====== Entries provided
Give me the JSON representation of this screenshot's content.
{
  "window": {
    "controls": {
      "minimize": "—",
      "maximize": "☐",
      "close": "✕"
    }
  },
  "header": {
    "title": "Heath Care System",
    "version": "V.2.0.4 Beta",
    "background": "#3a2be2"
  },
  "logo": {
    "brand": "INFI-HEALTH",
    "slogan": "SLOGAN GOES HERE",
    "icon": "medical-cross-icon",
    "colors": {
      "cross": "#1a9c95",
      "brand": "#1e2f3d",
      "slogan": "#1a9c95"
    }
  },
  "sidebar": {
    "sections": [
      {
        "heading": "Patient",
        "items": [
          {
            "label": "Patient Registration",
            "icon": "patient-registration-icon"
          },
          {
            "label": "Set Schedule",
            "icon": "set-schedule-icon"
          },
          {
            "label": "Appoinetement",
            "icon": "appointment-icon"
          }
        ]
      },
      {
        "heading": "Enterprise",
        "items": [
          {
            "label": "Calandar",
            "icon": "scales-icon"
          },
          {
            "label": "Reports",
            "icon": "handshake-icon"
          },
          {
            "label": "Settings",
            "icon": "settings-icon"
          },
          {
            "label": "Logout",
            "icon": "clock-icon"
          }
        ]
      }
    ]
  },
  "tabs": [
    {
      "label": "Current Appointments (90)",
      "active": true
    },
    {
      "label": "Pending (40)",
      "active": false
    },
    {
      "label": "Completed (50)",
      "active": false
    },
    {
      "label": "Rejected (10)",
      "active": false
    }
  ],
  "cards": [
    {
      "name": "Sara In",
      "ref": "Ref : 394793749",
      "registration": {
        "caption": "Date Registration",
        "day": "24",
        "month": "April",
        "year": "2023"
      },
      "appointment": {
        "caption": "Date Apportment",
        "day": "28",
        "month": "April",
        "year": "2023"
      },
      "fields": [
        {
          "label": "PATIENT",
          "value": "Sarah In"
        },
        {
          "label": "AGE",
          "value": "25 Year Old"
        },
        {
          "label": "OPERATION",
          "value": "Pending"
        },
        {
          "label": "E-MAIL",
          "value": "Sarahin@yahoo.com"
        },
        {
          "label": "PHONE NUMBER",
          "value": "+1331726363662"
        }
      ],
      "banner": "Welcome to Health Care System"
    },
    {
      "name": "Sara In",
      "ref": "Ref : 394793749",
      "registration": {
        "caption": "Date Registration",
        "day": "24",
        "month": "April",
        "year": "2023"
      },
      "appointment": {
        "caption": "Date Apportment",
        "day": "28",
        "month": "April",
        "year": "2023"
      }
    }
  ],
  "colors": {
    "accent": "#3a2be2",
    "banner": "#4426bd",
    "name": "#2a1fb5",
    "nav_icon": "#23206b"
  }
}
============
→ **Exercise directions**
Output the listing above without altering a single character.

→ **Expected answer**
Give me the JSON representation of this screenshot's content.
{
  "window": {
    "controls": {
      "minimize": "—",
      "maximize": "☐",
      "close": "✕"
    }
  },
  "header": {
    "title": "Heath Care System",
    "version": "V.2.0.4 Beta",
    "background": "#3a2be2"
  },
  "logo": {
    "brand": "INFI-HEALTH",
    "slogan": "SLOGAN GOES HERE",
    "icon": "medical-cross-icon",
    "colors": {
      "cross": "#1a9c95",
      "brand": "#1e2f3d",
      "slogan": "#1a9c95"
    }
  },
  "sidebar": {
    "sections": [
      {
        "heading": "Patient",
        "items": [
          {
            "label": "Patient Registration",
            "icon": "patient-registration-icon"
          },
          {
            "label": "Set Schedule",
            "icon": "set-schedule-icon"
          },
          {
            "label": "Appoinetement",
            "icon": "appointment-icon"
          }
        ]
      },
      {
        "heading": "Enterprise",
        "items": [
          {
            "label": "Calandar",
            "icon": "scales-icon"
          },
          {
            "label": "Reports",
            "icon": "handshake-icon"
          },
          {
            "label": "Settings",
            "icon": "settings-icon"
          },
          {
            "label": "Logout",
            "icon": "clock-icon"
          }
        ]
      }
    ]
  },
  "tabs": [
    {
      "label": "Current Appointments (90)",
      "active": true
    },
    {
      "label": "Pending (40)",
      "active": false
    },
    {
      "label": "Completed (50)",
      "active": false
    },
    {
      "label": "Rejected (10)",
      "active": false
    }
  ],
  "cards": [
    {
      "name": "Sara In",
      "ref": "Ref : 394793749",
      "registration": {
        "caption": "Date Registration",
        "day": "24",
        "month": "April",
        "year": "2023"
      },
      "appointment": {
        "caption": "Date Apportment",
        "day": "28",
        "month": "April",
        "year": "2023"
      },
      "fields": [
        {
          "label": "PATIENT",
          "value": "Sarah In"
        },
        {
          "label": "AGE",
          "value": "25 Year Old"
        },
        {
          "label": "OPERATION",
          "value": "Pending"
        },
        {
          "label": "E-MAIL",
          "value": "Sarahin@yahoo.com"
        },
        {
          "label": "PHONE NUMBER",
          "value": "+1331726363662"
        }
      ],
      "banner": "Welcome to Health Care System"
    },
    {
      "name": "Sara In",
      "ref": "Ref : 394793749",
      "registration": {
        "caption": "Date Registration",
        "day": "24",
        "month": "April",
        "year": "2023"
      },
      "appointment": {
        "caption": "Date Apportment",
        "day": "28",
        "month": "April",
        "year": "2023"
      }
    }
  ],
  "colors": {
    "accent": "#3a2be2",
    "banner": "#4426bd",
    "name": "#2a1fb5",
    "nav_icon": "#23206b"
  }
}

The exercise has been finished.